Global Health Metrics & Evaluation: Controversies, Innovation, Accountability, 14–16 March 2011

Anddy Omoluabi, Osondu Ogbuoji, and Chioma Ogbozor

“Background: With competing interests and priorities by funding agencies and the need for quick wins, the selection of project states continues to be subjective in Nigeria. To address this issue, Management Sciences for Health (MSH) recently applied a geographical information system (GIS) to objectively and transparently select states for the implementation of a long-term transformative programme to build leadership and accountability in Nigeria’s health sector. The aim of our study was to provide an objective and transparent basis for the selection of two of 36 possible states and the Federal Capital Territory, and to communicate the outcome to relevant stakeholders.

“Methods: Relevant stakeholders including the project funder were consulted and agreed to demographic parameters including: high State HIV/AIDS prevalence, minimum presence of other donor-funded HIV/AIDS programmes, reasonable security alert levels, accessibility to other MSH offices, and presence of graduates of the MSH Fellowship Programme.

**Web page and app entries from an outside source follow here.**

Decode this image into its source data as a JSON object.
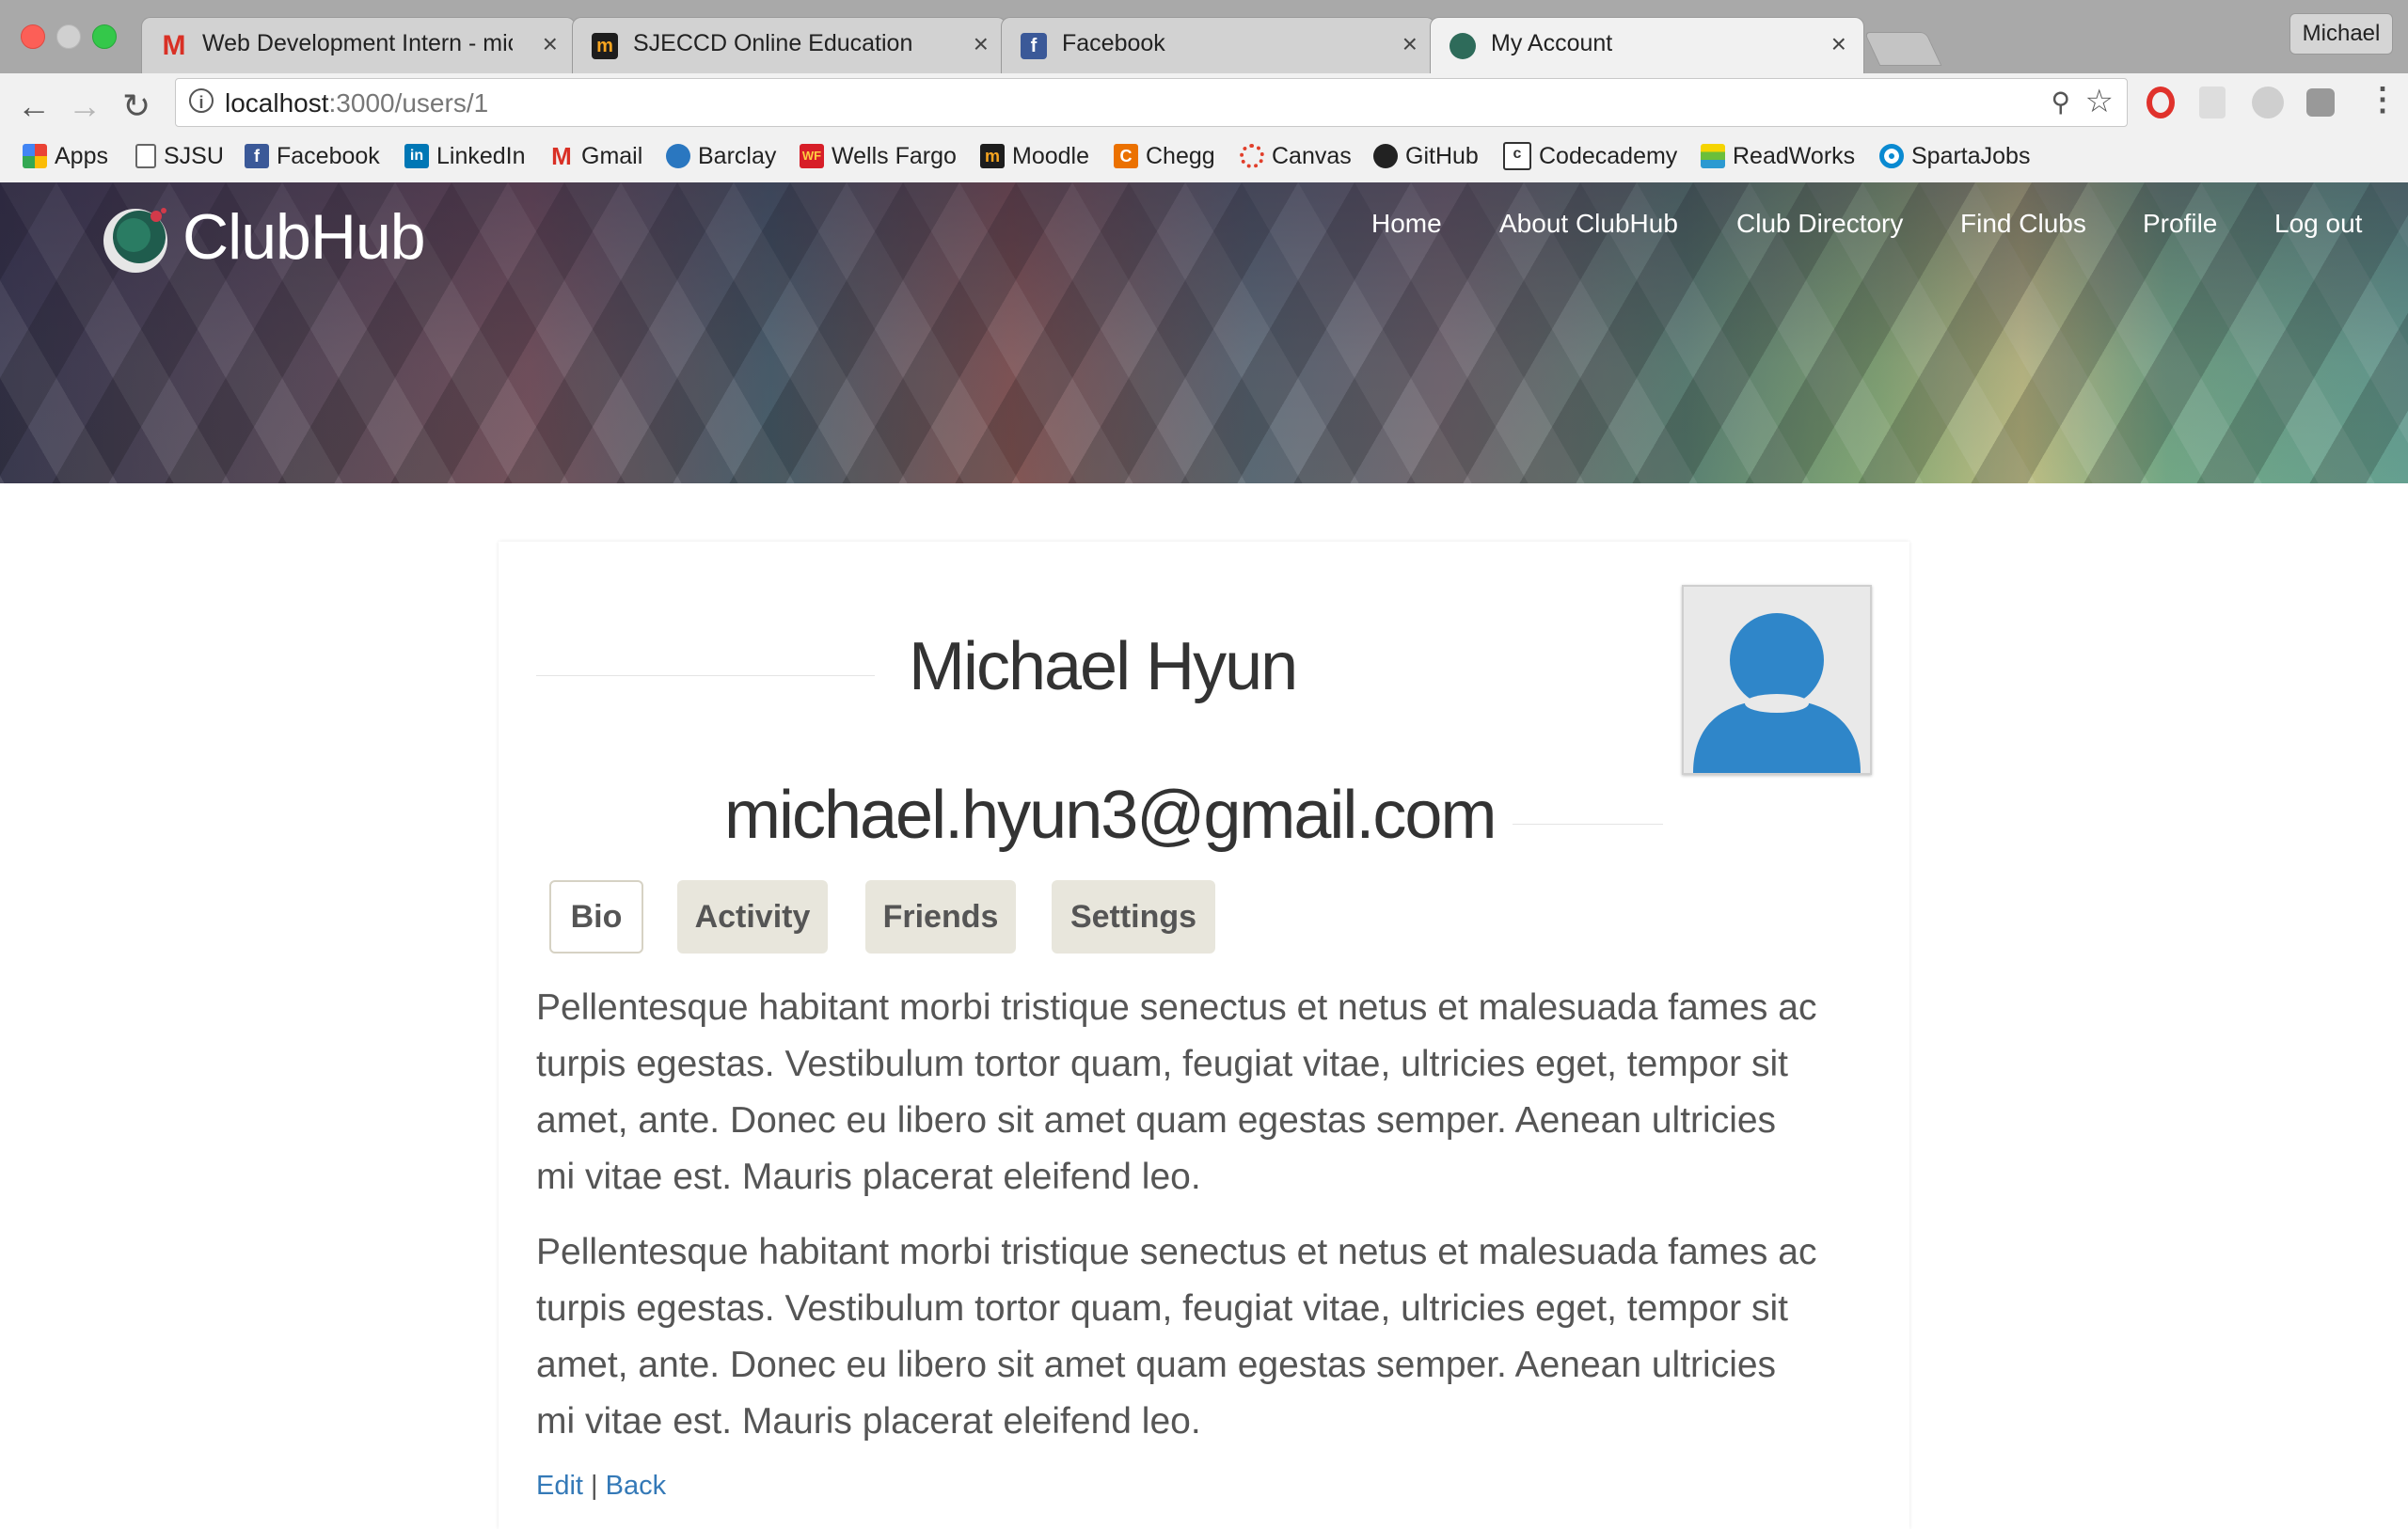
{
  "browser": {
    "profile_name": "Michael",
    "tabs": [
      {
        "title": "Web Development Intern - mic",
        "icon": "gmail-icon"
      },
      {
        "title": "SJECCD Online Education",
        "icon": "moodle-icon"
      },
      {
        "title": "Facebook",
        "icon": "facebook-icon"
      },
      {
        "title": "My Account",
        "icon": "clubhub-icon"
      }
    ],
    "close_glyph": "×",
    "url_host": "localhost",
    "url_rest": ":3000/users/1",
    "bookmarks": [
      "Apps",
      "SJSU",
      "Facebook",
      "LinkedIn",
      "Gmail",
      "Barclay",
      "Wells Fargo",
      "Moodle",
      "Chegg",
      "Canvas",
      "GitHub",
      "Codecademy",
      "ReadWorks",
      "SpartaJobs"
    ]
  },
  "site": {
    "logo_text": "ClubHub",
    "nav": [
      "Home",
      "About ClubHub",
      "Club Directory",
      "Find Clubs",
      "Profile",
      "Log out"
    ]
  },
  "profile": {
    "name": "Michael Hyun",
    "email": "michael.hyun3@gmail.com",
    "tabs": [
      "Bio",
      "Activity",
      "Friends",
      "Settings"
    ],
    "active_tab": "Bio",
    "bio_paragraphs": [
      "Pellentesque habitant morbi tristique senectus et netus et malesuada fames ac turpis egestas. Vestibulum tortor quam, feugiat vitae, ultricies eget, tempor sit amet, ante. Donec eu libero sit amet quam egestas semper. Aenean ultricies mi vitae est. Mauris placerat eleifend leo.",
      "Pellentesque habitant morbi tristique senectus et netus et malesuada fames ac turpis egestas. Vestibulum tortor quam, feugiat vitae, ultricies eget, tempor sit amet, ante. Donec eu libero sit amet quam egestas semper. Aenean ultricies mi vitae est. Mauris placerat eleifend leo."
    ],
    "edit_label": "Edit",
    "separator": "|",
    "back_label": "Back"
  },
  "colors": {
    "link": "#3479b7",
    "avatar_blue": "#2f86c9",
    "tab_inactive_bg": "#e8e6dc"
  }
}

With secondary demographic data, a one-to-many relationship was established between these attribute data and a state-level shapefile with the use of Manifold professional edition build 8.0.16. A layer of the state-level map was created for each parameter, and a series of select queries with agreed upon values were ran on the appropriate fields in the attribute data. The resultant maps were layered onto one and varying transparency levels were set to allow for visualisation across all the layers.

“Findings: The rationale, transparency, graphical results, and objectivity of the process facilitated the acceptance of and buy-in to the choice of the Federal Capital Territory and Gombe States by the donor agency and other stakeholders.

“Interpretation: GIS as a decision support system can help to objectively select states by managing and analysing multiple selection parameters and promote buy-in by relevant stakeholders.”

Haiti: Spatial Analysis of Vulnerability

17th Annual International Sustainable Development Research Conference (ISDRC 17), 8–10 May 2011

L. Razafindrazay, A. Morel, and S. Baptista

“The Caribbean Basin is among the most vulnerable regions to natural hazards and climate change (e.g., Manuel-Navarrete et al. 2007; Ibarrarán et al. 2009; Rossing & Rubin 2010). Haiti has the combined challenges of a severely degraded environment, extreme poverty, limited institutional and governance capacity, and repeated occurrence of natural hazards such as hurricanes, floods, landslides, and earthquakes(e.g., McAdoo & Paravisini-Gebert 2011). However, these challenges are not distributed evenly across the country. Key drivers of deforestation and land degradation in Haiti include the internal demand for charcoal and the cultivation of steep slopes (e.g., Murray 1987; Stevenson 1989). Interactions between socio-economic and natural hazard vulnerabilities need to be better understood spatially in order to support sustainable development efforts aimed at reducing poverty while managing multiple hazard-related risks.”